:: PROBLEM ::
Read the lines below. Copy out any that hold the string "SETTINGS".

THE DATA section start

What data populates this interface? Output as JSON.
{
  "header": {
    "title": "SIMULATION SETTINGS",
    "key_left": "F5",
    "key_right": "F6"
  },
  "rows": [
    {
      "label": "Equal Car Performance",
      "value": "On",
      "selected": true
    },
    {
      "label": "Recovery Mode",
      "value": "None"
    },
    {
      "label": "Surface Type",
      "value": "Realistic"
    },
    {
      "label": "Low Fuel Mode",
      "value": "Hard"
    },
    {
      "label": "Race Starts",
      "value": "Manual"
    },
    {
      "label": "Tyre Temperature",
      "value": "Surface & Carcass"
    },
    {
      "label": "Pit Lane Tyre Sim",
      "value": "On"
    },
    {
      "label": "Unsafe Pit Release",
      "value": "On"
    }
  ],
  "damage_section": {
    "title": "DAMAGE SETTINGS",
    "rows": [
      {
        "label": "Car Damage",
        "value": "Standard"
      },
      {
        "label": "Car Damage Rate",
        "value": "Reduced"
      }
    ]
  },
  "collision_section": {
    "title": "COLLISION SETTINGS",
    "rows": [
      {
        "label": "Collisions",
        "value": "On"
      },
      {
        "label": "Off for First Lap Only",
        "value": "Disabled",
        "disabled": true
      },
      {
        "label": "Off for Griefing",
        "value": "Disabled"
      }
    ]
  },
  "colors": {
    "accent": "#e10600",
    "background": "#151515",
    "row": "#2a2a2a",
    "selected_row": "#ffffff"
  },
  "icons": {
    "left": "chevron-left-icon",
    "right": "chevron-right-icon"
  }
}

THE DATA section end

:: SOLUTION FOR THIS EXERCISE ::
    "title": "SIMULATION SETTINGS",
    "title": "DAMAGE SETTINGS",
    "title": "COLLISION SETTINGS",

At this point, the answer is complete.